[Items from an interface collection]

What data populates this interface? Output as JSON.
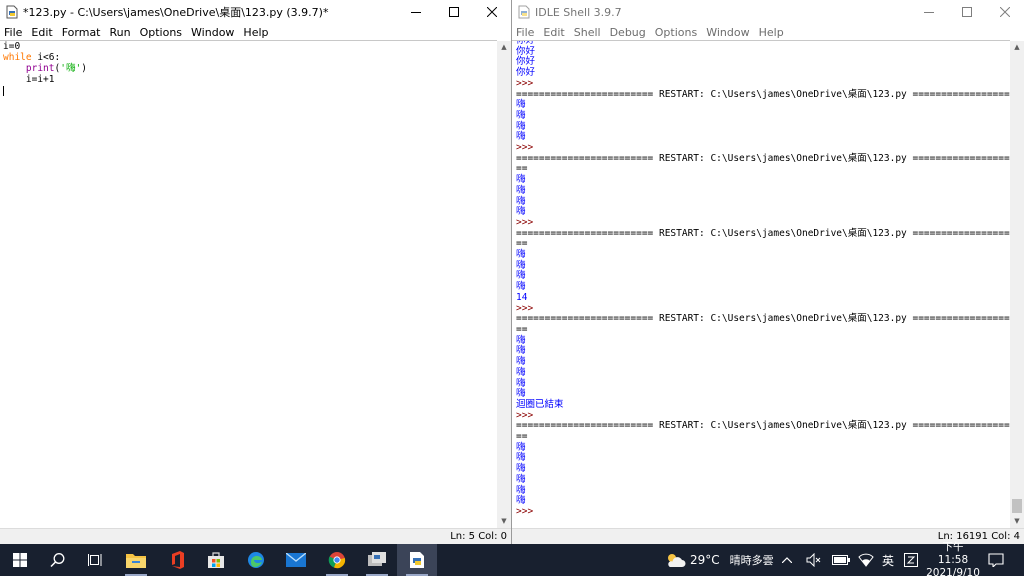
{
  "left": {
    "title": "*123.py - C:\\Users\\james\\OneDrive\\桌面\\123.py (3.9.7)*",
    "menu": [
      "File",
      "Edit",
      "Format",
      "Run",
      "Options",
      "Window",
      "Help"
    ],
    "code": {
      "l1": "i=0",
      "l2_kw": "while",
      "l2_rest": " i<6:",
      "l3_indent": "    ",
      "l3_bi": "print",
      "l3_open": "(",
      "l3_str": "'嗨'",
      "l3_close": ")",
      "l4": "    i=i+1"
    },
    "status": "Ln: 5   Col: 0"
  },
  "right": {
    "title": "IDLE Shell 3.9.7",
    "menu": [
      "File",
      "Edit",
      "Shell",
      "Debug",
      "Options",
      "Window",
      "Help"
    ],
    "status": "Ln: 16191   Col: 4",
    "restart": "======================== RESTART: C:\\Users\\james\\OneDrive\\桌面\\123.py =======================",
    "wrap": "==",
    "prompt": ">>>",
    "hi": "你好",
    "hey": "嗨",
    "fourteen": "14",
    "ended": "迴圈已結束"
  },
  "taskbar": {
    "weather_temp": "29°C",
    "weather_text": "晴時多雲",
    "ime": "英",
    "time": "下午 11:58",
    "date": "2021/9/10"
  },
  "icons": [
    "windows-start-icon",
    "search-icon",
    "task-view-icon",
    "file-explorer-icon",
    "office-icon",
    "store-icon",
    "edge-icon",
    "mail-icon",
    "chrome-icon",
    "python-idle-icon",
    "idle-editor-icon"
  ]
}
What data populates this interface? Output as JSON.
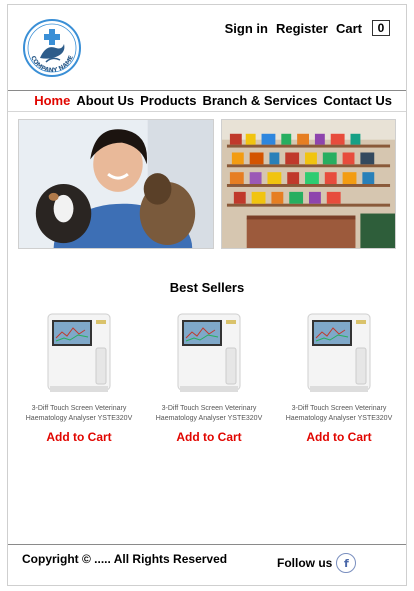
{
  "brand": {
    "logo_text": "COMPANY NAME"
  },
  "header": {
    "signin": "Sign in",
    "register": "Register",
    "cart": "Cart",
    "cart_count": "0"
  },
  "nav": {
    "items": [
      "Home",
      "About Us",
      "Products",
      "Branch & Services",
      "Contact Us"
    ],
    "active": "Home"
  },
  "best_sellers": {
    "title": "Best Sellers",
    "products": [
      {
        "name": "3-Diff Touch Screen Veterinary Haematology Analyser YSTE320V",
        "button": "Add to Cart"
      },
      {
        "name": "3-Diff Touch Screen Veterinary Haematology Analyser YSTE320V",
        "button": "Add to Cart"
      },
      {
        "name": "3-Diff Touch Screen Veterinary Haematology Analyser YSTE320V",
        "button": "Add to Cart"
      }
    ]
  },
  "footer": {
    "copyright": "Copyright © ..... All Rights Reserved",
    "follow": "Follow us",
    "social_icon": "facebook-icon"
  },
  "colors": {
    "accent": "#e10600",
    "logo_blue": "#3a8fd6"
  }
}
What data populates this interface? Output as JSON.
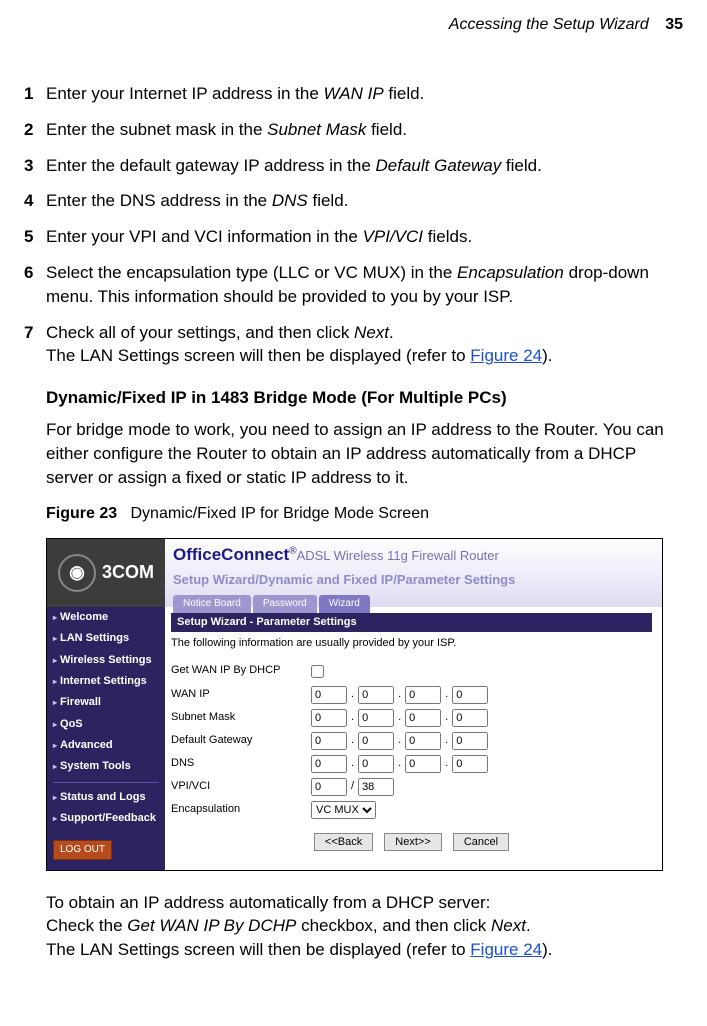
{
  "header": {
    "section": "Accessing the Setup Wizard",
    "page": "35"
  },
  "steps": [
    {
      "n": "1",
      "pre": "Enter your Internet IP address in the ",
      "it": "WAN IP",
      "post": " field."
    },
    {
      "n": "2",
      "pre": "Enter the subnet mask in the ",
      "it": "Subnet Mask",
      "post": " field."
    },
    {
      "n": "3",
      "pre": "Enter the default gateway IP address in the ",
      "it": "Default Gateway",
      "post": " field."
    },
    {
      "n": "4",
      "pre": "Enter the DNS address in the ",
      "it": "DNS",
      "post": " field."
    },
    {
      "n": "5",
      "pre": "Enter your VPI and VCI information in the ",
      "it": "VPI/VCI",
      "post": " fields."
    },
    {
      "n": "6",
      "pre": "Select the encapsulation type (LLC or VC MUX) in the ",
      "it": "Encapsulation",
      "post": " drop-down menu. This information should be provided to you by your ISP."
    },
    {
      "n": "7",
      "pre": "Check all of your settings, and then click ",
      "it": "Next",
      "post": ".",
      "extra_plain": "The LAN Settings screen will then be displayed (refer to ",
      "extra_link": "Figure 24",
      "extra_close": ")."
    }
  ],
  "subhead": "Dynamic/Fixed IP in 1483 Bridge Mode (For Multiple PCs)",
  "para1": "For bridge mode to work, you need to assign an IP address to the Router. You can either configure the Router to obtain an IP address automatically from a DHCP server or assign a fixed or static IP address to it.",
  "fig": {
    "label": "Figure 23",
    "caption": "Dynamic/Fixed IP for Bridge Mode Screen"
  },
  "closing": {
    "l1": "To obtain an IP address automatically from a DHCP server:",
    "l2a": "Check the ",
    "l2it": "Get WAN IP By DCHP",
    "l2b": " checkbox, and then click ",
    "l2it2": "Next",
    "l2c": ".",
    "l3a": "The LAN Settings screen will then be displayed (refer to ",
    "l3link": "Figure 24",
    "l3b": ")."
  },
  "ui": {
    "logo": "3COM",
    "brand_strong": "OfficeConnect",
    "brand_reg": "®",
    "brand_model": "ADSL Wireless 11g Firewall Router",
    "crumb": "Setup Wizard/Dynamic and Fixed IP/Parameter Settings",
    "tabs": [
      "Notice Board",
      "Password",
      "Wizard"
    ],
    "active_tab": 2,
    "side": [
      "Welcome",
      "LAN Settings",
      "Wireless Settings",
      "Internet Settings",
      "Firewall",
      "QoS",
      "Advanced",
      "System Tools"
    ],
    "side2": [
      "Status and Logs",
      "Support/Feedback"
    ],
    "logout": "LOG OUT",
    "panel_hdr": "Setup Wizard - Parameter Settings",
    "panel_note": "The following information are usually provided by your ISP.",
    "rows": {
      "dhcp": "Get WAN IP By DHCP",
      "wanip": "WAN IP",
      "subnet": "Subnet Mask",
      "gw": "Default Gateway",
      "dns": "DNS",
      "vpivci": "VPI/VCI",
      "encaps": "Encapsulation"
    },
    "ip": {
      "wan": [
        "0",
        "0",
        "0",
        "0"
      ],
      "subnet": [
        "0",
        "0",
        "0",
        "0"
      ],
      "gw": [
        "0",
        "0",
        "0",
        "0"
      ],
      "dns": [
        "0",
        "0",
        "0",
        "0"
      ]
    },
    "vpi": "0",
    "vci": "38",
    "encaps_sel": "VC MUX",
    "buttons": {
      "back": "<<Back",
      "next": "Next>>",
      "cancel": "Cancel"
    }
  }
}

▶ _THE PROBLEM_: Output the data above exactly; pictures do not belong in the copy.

▶ _EXERCISE OUTPUT_:
What data populates this interface? Output as JSON.
{
  "left": {
    "title": "*123.py - C:\\Users\\james\\OneDrive\\桌面\\123.py (3.9.7)*",
    "menu": [
      "File",
      "Edit",
      "Format",
      "Run",
      "Options",
      "Window",
      "Help"
    ],
    "code": {
      "l1": "i=0",
      "l2_kw": "while",
      "l2_rest": " i<6:",
      "l3_indent": "    ",
      "l3_bi": "print",
      "l3_open": "(",
      "l3_str": "'嗨'",
      "l3_close": ")",
      "l4": "    i=i+1"
    },
    "status": "Ln: 5   Col: 0"
  },
  "right": {
    "title": "IDLE Shell 3.9.7",
    "menu": [
      "File",
      "Edit",
      "Shell",
      "Debug",
      "Options",
      "Window",
      "Help"
    ],
    "status": "Ln: 16191   Col: 4",
    "restart": "======================== RESTART: C:\\Users\\james\\OneDrive\\桌面\\123.py =======================",
    "wrap": "==",
    "prompt": ">>>",
    "hi": "你好",
    "hey": "嗨",
    "fourteen": "14",
    "ended": "迴圈已結束"
  },
  "taskbar": {
    "weather_temp": "29°C",
    "weather_text": "晴時多雲",
    "ime": "英",
    "time": "下午 11:58",
    "date": "2021/9/10"
  },
  "icons": [
    "windows-start-icon",
    "search-icon",
    "task-view-icon",
    "file-explorer-icon",
    "office-icon",
    "store-icon",
    "edge-icon",
    "mail-icon",
    "chrome-icon",
    "python-idle-icon",
    "idle-editor-icon"
  ]
}
What data populates this interface? Output as JSON.
{
  "brand": {
    "logo_text": "COMPANY NAME"
  },
  "header": {
    "signin": "Sign in",
    "register": "Register",
    "cart": "Cart",
    "cart_count": "0"
  },
  "nav": {
    "items": [
      "Home",
      "About Us",
      "Products",
      "Branch & Services",
      "Contact Us"
    ],
    "active": "Home"
  },
  "best_sellers": {
    "title": "Best Sellers",
    "products": [
      {
        "name": "3-Diff Touch Screen Veterinary Haematology Analyser YSTE320V",
        "button": "Add to Cart"
      },
      {
        "name": "3-Diff Touch Screen Veterinary Haematology Analyser YSTE320V",
        "button": "Add to Cart"
      },
      {
        "name": "3-Diff Touch Screen Veterinary Haematology Analyser YSTE320V",
        "button": "Add to Cart"
      }
    ]
  },
  "footer": {
    "copyright": "Copyright © ..... All Rights Reserved",
    "follow": "Follow us",
    "social_icon": "facebook-icon"
  },
  "colors": {
    "accent": "#e10600",
    "logo_blue": "#3a8fd6"
  }
}
What data populates this interface? Output as JSON.
{
  "header": {
    "section": "Accessing the Setup Wizard",
    "page": "35"
  },
  "steps": [
    {
      "n": "1",
      "pre": "Enter your Internet IP address in the ",
      "it": "WAN IP",
      "post": " field."
    },
    {
      "n": "2",
      "pre": "Enter the subnet mask in the ",
      "it": "Subnet Mask",
      "post": " field."
    },
    {
      "n": "3",
      "pre": "Enter the default gateway IP address in the ",
      "it": "Default Gateway",
      "post": " field."
    },
    {
      "n": "4",
      "pre": "Enter the DNS address in the ",
      "it": "DNS",
      "post": " field."
    },
    {
      "n": "5",
      "pre": "Enter your VPI and VCI information in the ",
      "it": "VPI/VCI",
      "post": " fields."
    },
    {
      "n": "6",
      "pre": "Select the encapsulation type (LLC or VC MUX) in the ",
      "it": "Encapsulation",
      "post": " drop-down menu. This information should be provided to you by your ISP."
    },
    {
      "n": "7",
      "pre": "Check all of your settings, and then click ",
      "it": "Next",
      "post": ".",
      "extra_plain": "The LAN Settings screen will then be displayed (refer to ",
      "extra_link": "Figure 24",
      "extra_close": ")."
    }
  ],
  "subhead": "Dynamic/Fixed IP in 1483 Bridge Mode (For Multiple PCs)",
  "para1": "For bridge mode to work, you need to assign an IP address to the Router. You can either configure the Router to obtain an IP address automatically from a DHCP server or assign a fixed or static IP address to it.",
  "fig": {
    "label": "Figure 23",
    "caption": "Dynamic/Fixed IP for Bridge Mode Screen"
  },
  "closing": {
    "l1": "To obtain an IP address automatically from a DHCP server:",
    "l2a": "Check the ",
    "l2it": "Get WAN IP By DCHP",
    "l2b": " checkbox, and then click ",
    "l2it2": "Next",
    "l2c": ".",
    "l3a": "The LAN Settings screen will then be displayed (refer to ",
    "l3link": "Figure 24",
    "l3b": ")."
  },
  "ui": {
    "logo": "3COM",
    "brand_strong": "OfficeConnect",
    "brand_reg": "®",
    "brand_model": "ADSL Wireless 11g Firewall Router",
    "crumb": "Setup Wizard/Dynamic and Fixed IP/Parameter Settings",
    "tabs": [
      "Notice Board",
      "Password",
      "Wizard"
    ],
    "active_tab": 2,
    "side": [
      "Welcome",
      "LAN Settings",
      "Wireless Settings",
      "Internet Settings",
      "Firewall",
      "QoS",
      "Advanced",
      "System Tools"
    ],
    "side2": [
      "Status and Logs",
      "Support/Feedback"
    ],
    "logout": "LOG OUT",
    "panel_hdr": "Setup Wizard - Parameter Settings",
    "panel_note": "The following information are usually provided by your ISP.",
    "rows": {
      "dhcp": "Get WAN IP By DHCP",
      "wanip": "WAN IP",
      "subnet": "Subnet Mask",
      "gw": "Default Gateway",
      "dns": "DNS",
      "vpivci": "VPI/VCI",
      "encaps": "Encapsulation"
    },
    "ip": {
      "wan": [
        "0",
        "0",
        "0",
        "0"
      ],
      "subnet": [
        "0",
        "0",
        "0",
        "0"
      ],
      "gw": [
        "0",
        "0",
        "0",
        "0"
      ],
      "dns": [
        "0",
        "0",
        "0",
        "0"
      ]
    },
    "vpi": "0",
    "vci": "38",
    "encaps_sel": "VC MUX",
    "buttons": {
      "back": "<<Back",
      "next": "Next>>",
      "cancel": "Cancel"
    }
  }
}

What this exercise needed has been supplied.